For triumphant European golf fans, the galling thing about America’s relationship with the Ryder Cup is that much of the US simply does not care about the tournament. On Sunday most sport fans in the States were discussing Taylor Swift’s appearance at an NFL game, the final day of the MLB regular season or Jrue Holiday’s trade to the Boston Celtics.
But that’s not to say that no one cares. And, for the most part, the US press gave Europe credit for a comprehensive victory. “Europe’s Ryder Cup triumph was down to meticulous planning, clever leadership and a strategy of drawing on the competition’s history,” wrote Tom Hamilton and Mark Schlabach of ESPN. They also gave credit to Europe captain Luke Donald and his vice-captain, Edoardo Molinari.
“Molinari’s grasp of stats contributed the data behind picking the pairings, while Donald also looked to arbitrary aspects like compatibility. It wasn’t a case of putting best mates alongside one another but instead a deep dive into how ability and strengths married, and it paid off brilliantly,” they wrote.
In the Washington Post, Rick Maese highlighted Europe’s use of home advantage. “For three days, the Europeans treated the road-weary Americans like unwanted house guests, eager to be done with them as soon as possible. They had no problem reinforcing the biggest Ryder Cup truth of them all: There is simply no place like home.”
As for the American team, “very little went right.” Hamilton and Schlabach say that “[Zach] Johnson’s captaincy won’t be remembered fondly, but he can’t take all the blame for another American failure across the pond. Spieth couldn’t hit a ball straight. World No. 1 golfer Scottie Scheffler and Xander Schauffele couldn’t make a putt. Scheffler, Spieth and Collin Morikawa have combined to win six major championships. They combined to win one match at Marco Simone Golf & Country Club”.

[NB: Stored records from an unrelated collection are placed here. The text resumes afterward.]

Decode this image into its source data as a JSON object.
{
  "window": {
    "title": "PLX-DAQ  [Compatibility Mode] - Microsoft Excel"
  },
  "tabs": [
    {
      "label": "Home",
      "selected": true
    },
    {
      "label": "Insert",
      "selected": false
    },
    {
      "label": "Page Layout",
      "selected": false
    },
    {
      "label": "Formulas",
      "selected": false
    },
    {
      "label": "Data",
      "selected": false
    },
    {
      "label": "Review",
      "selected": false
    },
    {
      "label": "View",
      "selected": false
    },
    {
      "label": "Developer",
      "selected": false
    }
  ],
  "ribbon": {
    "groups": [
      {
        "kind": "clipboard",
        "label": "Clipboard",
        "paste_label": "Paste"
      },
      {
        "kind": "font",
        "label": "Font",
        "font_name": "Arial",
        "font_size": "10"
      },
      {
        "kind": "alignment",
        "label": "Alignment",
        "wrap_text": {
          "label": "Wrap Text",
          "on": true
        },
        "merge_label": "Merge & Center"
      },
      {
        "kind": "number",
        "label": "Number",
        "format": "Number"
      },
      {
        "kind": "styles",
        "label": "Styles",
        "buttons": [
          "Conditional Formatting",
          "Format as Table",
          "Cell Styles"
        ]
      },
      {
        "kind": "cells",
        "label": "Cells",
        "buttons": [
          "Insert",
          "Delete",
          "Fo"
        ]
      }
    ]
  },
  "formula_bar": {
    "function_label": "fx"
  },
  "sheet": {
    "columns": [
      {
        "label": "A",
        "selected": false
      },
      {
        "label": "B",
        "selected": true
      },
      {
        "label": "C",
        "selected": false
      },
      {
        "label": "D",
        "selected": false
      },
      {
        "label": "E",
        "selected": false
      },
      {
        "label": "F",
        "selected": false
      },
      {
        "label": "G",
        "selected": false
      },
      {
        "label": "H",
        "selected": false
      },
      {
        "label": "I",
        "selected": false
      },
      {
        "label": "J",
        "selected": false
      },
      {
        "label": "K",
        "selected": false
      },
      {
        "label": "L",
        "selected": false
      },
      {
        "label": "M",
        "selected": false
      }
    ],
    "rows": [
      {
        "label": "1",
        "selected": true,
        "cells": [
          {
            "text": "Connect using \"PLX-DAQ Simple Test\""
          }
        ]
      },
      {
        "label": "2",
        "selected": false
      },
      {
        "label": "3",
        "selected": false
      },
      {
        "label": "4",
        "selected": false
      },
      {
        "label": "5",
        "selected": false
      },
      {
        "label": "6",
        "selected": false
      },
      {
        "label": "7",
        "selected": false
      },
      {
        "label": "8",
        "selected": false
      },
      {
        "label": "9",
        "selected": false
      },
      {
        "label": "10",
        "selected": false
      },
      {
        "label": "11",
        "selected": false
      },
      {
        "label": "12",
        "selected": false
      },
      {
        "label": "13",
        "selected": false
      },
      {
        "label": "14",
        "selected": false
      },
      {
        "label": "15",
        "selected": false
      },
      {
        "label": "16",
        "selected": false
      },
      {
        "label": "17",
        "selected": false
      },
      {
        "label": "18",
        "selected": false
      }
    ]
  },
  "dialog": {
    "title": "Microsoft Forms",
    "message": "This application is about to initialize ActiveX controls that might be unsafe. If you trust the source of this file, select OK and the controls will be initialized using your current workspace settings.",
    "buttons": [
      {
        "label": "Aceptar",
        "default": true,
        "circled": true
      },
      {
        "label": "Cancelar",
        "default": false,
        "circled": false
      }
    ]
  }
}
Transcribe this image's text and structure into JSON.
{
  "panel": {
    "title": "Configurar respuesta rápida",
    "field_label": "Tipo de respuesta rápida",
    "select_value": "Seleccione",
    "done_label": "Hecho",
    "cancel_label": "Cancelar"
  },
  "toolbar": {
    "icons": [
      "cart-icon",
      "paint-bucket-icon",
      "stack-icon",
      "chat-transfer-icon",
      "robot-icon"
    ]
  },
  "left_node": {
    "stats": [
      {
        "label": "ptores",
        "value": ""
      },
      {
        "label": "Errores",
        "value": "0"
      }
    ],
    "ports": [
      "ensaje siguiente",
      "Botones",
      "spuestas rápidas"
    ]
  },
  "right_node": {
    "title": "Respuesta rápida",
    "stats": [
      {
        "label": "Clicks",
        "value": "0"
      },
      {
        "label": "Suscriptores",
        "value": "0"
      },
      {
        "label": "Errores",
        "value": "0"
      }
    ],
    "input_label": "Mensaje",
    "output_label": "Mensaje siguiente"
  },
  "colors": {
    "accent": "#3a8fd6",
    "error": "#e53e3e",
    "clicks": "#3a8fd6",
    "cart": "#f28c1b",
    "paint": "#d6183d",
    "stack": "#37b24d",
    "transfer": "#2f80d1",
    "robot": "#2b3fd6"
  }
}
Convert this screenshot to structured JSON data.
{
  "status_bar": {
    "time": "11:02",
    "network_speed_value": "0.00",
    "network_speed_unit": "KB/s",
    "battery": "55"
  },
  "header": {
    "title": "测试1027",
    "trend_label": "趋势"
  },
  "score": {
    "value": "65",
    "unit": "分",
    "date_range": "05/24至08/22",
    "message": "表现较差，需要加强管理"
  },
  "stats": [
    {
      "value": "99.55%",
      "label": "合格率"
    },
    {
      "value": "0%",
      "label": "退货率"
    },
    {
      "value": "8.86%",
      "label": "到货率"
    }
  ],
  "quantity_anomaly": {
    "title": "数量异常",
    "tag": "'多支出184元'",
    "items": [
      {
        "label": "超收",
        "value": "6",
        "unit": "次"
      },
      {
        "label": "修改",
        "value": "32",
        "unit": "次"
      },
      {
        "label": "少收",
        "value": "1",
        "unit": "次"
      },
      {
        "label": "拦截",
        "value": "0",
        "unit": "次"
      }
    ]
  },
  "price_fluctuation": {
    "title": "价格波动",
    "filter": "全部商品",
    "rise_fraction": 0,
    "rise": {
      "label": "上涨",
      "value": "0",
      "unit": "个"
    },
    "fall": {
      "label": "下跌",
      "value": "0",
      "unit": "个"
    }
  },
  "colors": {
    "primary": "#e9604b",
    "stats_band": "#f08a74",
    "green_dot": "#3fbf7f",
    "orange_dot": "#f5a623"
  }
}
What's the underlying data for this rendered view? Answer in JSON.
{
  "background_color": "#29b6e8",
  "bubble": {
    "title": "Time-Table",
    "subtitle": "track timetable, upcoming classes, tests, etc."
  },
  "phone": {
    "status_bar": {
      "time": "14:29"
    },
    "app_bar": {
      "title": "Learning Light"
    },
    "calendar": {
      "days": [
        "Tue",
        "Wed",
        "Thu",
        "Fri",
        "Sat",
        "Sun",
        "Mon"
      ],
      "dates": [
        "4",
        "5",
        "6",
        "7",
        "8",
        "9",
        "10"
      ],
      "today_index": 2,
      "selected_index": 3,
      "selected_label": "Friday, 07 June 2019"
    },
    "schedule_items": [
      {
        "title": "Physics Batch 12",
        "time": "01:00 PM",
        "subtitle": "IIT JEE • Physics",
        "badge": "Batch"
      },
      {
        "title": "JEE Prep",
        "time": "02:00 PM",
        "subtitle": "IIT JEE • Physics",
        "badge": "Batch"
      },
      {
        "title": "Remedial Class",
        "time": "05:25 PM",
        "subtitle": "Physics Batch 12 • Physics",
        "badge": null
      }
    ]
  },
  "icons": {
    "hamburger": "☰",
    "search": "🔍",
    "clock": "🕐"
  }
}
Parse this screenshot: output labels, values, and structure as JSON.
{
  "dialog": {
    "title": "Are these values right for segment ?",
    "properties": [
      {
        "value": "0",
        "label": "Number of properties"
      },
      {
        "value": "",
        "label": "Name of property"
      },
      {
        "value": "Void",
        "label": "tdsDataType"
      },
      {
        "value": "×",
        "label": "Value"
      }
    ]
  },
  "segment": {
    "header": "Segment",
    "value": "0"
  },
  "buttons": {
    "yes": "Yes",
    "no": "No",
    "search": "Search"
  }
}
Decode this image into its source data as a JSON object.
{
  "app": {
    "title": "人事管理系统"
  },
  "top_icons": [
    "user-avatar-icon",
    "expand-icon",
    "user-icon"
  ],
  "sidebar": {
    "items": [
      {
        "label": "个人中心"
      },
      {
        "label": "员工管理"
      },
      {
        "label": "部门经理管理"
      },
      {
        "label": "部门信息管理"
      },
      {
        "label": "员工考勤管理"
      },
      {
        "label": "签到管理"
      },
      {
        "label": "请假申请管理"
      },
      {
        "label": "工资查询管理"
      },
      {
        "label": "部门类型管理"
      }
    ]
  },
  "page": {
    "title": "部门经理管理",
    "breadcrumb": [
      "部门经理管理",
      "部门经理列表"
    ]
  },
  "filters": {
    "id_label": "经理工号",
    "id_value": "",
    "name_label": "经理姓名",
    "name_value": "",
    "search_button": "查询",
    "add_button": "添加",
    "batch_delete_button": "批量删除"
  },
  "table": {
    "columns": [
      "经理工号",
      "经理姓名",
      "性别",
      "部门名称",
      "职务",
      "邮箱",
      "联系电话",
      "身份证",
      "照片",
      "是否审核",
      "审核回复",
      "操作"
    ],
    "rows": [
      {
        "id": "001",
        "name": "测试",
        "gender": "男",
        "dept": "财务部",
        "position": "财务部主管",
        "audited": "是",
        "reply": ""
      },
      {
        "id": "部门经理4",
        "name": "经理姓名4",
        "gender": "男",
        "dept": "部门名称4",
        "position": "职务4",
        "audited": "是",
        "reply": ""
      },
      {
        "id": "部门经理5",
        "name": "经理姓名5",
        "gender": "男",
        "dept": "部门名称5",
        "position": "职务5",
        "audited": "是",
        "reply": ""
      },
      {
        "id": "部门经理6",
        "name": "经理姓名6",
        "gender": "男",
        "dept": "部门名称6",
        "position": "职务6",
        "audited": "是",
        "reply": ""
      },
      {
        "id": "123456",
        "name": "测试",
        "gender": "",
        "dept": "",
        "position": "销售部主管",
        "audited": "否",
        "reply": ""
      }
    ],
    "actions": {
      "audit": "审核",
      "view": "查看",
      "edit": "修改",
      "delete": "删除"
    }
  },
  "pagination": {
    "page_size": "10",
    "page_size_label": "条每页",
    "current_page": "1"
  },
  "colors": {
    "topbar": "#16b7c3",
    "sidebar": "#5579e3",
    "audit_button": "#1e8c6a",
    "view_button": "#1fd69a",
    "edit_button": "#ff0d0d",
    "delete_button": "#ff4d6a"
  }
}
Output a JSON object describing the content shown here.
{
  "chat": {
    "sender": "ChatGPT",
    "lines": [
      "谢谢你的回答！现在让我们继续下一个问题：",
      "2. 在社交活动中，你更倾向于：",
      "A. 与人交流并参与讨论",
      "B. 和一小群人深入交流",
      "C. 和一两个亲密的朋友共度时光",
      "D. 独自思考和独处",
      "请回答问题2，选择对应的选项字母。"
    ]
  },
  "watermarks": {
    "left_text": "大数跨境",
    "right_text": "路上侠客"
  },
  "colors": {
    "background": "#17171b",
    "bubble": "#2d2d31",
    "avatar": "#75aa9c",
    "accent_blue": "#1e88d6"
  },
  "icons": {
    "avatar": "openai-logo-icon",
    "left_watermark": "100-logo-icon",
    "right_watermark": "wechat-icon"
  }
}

Maese believed USA’s campaign was doomed almost as soon as it started.
“Europe won the Ryder Cup … thanks in large part to a blazing fast start that plunged the United States into a deep hole before the Americans had barely stuck a tee in the ground,” he wrote.
But for all the debate over whether Patrick Cantlay’s lack of headwear was a symbol of internal dissent in the US team, Golfweek’s Eamon Lynch believed the real problems lie elsewhere.
“In Rome, the US team … traded acrimony for apathy, delivering a performance more befitting the last morning of a buddies’ trip to Myrtle Beach, without the redeeming excuse of thundering hangovers that would at least suggest fun was had along the way,” he wrote.